Dataset rows for apps and sites:
--- START ---

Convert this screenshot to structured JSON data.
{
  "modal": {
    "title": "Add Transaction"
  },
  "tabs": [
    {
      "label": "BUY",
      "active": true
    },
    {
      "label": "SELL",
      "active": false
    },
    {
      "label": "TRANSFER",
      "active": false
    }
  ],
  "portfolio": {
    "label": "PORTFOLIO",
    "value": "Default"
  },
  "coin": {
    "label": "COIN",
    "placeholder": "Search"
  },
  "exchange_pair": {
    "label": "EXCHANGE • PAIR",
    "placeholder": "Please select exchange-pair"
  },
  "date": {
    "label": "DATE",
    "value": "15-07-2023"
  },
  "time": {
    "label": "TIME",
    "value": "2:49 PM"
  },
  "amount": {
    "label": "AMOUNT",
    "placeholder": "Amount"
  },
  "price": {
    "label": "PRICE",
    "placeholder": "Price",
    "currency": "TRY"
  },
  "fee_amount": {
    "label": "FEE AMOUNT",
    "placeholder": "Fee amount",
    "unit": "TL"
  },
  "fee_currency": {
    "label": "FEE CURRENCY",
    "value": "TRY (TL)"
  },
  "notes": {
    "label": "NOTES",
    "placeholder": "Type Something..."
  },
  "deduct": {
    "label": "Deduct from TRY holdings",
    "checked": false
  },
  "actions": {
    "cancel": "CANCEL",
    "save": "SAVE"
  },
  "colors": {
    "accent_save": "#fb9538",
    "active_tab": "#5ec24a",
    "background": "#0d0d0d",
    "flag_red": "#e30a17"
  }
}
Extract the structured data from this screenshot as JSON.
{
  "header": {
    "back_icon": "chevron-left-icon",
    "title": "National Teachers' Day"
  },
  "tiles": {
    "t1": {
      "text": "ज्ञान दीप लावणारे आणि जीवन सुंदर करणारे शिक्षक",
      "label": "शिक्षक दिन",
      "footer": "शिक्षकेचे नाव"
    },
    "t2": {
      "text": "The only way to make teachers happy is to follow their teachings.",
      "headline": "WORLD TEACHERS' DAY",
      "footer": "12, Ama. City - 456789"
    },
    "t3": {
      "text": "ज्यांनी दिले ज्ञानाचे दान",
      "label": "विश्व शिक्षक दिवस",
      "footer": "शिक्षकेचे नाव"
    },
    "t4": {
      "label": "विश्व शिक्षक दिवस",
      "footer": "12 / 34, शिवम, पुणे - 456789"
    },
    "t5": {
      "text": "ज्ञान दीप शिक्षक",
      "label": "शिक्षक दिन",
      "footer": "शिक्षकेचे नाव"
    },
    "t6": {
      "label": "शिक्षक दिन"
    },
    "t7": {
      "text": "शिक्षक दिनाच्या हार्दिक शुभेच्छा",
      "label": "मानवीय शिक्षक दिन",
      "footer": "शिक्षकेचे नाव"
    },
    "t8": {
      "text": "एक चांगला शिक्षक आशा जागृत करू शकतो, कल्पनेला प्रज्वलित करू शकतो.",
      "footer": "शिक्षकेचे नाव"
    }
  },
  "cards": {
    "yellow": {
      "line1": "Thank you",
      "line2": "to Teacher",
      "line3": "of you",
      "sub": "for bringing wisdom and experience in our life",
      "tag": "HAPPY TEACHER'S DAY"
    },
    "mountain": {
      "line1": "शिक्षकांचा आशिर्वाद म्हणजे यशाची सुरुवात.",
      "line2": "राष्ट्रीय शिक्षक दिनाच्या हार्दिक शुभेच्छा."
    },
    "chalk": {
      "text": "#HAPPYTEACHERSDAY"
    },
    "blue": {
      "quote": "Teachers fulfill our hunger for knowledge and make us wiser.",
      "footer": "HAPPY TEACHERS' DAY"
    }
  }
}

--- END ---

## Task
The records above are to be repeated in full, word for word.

## Solution to this exercise
Convert this screenshot to structured JSON data.
{
  "modal": {
    "title": "Add Transaction"
  },
  "tabs": [
    {
      "label": "BUY",
      "active": true
    },
    {
      "label": "SELL",
      "active": false
    },
    {
      "label": "TRANSFER",
      "active": false
    }
  ],
  "portfolio": {
    "label": "PORTFOLIO",
    "value": "Default"
  },
  "coin": {
    "label": "COIN",
    "placeholder": "Search"
  },
  "exchange_pair": {
    "label": "EXCHANGE • PAIR",
    "placeholder": "Please select exchange-pair"
  },
  "date": {
    "label": "DATE",
    "value": "15-07-2023"
  },
  "time": {
    "label": "TIME",
    "value": "2:49 PM"
  },
  "amount": {
    "label": "AMOUNT",
    "placeholder": "Amount"
  },
  "price": {
    "label": "PRICE",
    "placeholder": "Price",
    "currency": "TRY"
  },
  "fee_amount": {
    "label": "FEE AMOUNT",
    "placeholder": "Fee amount",
    "unit": "TL"
  },
  "fee_currency": {
    "label": "FEE CURRENCY",
    "value": "TRY (TL)"
  },
  "notes": {
    "label": "NOTES",
    "placeholder": "Type Something..."
  },
  "deduct": {
    "label": "Deduct from TRY holdings",
    "checked": false
  },
  "actions": {
    "cancel": "CANCEL",
    "save": "SAVE"
  },
  "colors": {
    "accent_save": "#fb9538",
    "active_tab": "#5ec24a",
    "background": "#0d0d0d",
    "flag_red": "#e30a17"
  }
}
Extract the structured data from this screenshot as JSON.
{
  "header": {
    "back_icon": "chevron-left-icon",
    "title": "National Teachers' Day"
  },
  "tiles": {
    "t1": {
      "text": "ज्ञान दीप लावणारे आणि जीवन सुंदर करणारे शिक्षक",
      "label": "शिक्षक दिन",
      "footer": "शिक्षकेचे नाव"
    },
    "t2": {
      "text": "The only way to make teachers happy is to follow their teachings.",
      "headline": "WORLD TEACHERS' DAY",
      "footer": "12, Ama. City - 456789"
    },
    "t3": {
      "text": "ज्यांनी दिले ज्ञानाचे दान",
      "label": "विश्व शिक्षक दिवस",
      "footer": "शिक्षकेचे नाव"
    },
    "t4": {
      "label": "विश्व शिक्षक दिवस",
      "footer": "12 / 34, शिवम, पुणे - 456789"
    },
    "t5": {
      "text": "ज्ञान दीप शिक्षक",
      "label": "शिक्षक दिन",
      "footer": "शिक्षकेचे नाव"
    },
    "t6": {
      "label": "शिक्षक दिन"
    },
    "t7": {
      "text": "शिक्षक दिनाच्या हार्दिक शुभेच्छा",
      "label": "मानवीय शिक्षक दिन",
      "footer": "शिक्षकेचे नाव"
    },
    "t8": {
      "text": "एक चांगला शिक्षक आशा जागृत करू शकतो, कल्पनेला प्रज्वलित करू शकतो.",
      "footer": "शिक्षकेचे नाव"
    }
  },
  "cards": {
    "yellow": {
      "line1": "Thank you",
      "line2": "to Teacher",
      "line3": "of you",
      "sub": "for bringing wisdom and experience in our life",
      "tag": "HAPPY TEACHER'S DAY"
    },
    "mountain": {
      "line1": "शिक्षकांचा आशिर्वाद म्हणजे यशाची सुरुवात.",
      "line2": "राष्ट्रीय शिक्षक दिनाच्या हार्दिक शुभेच्छा."
    },
    "chalk": {
      "text": "#HAPPYTEACHERSDAY"
    },
    "blue": {
      "quote": "Teachers fulfill our hunger for knowledge and make us wiser.",
      "footer": "HAPPY TEACHERS' DAY"
    }
  }
}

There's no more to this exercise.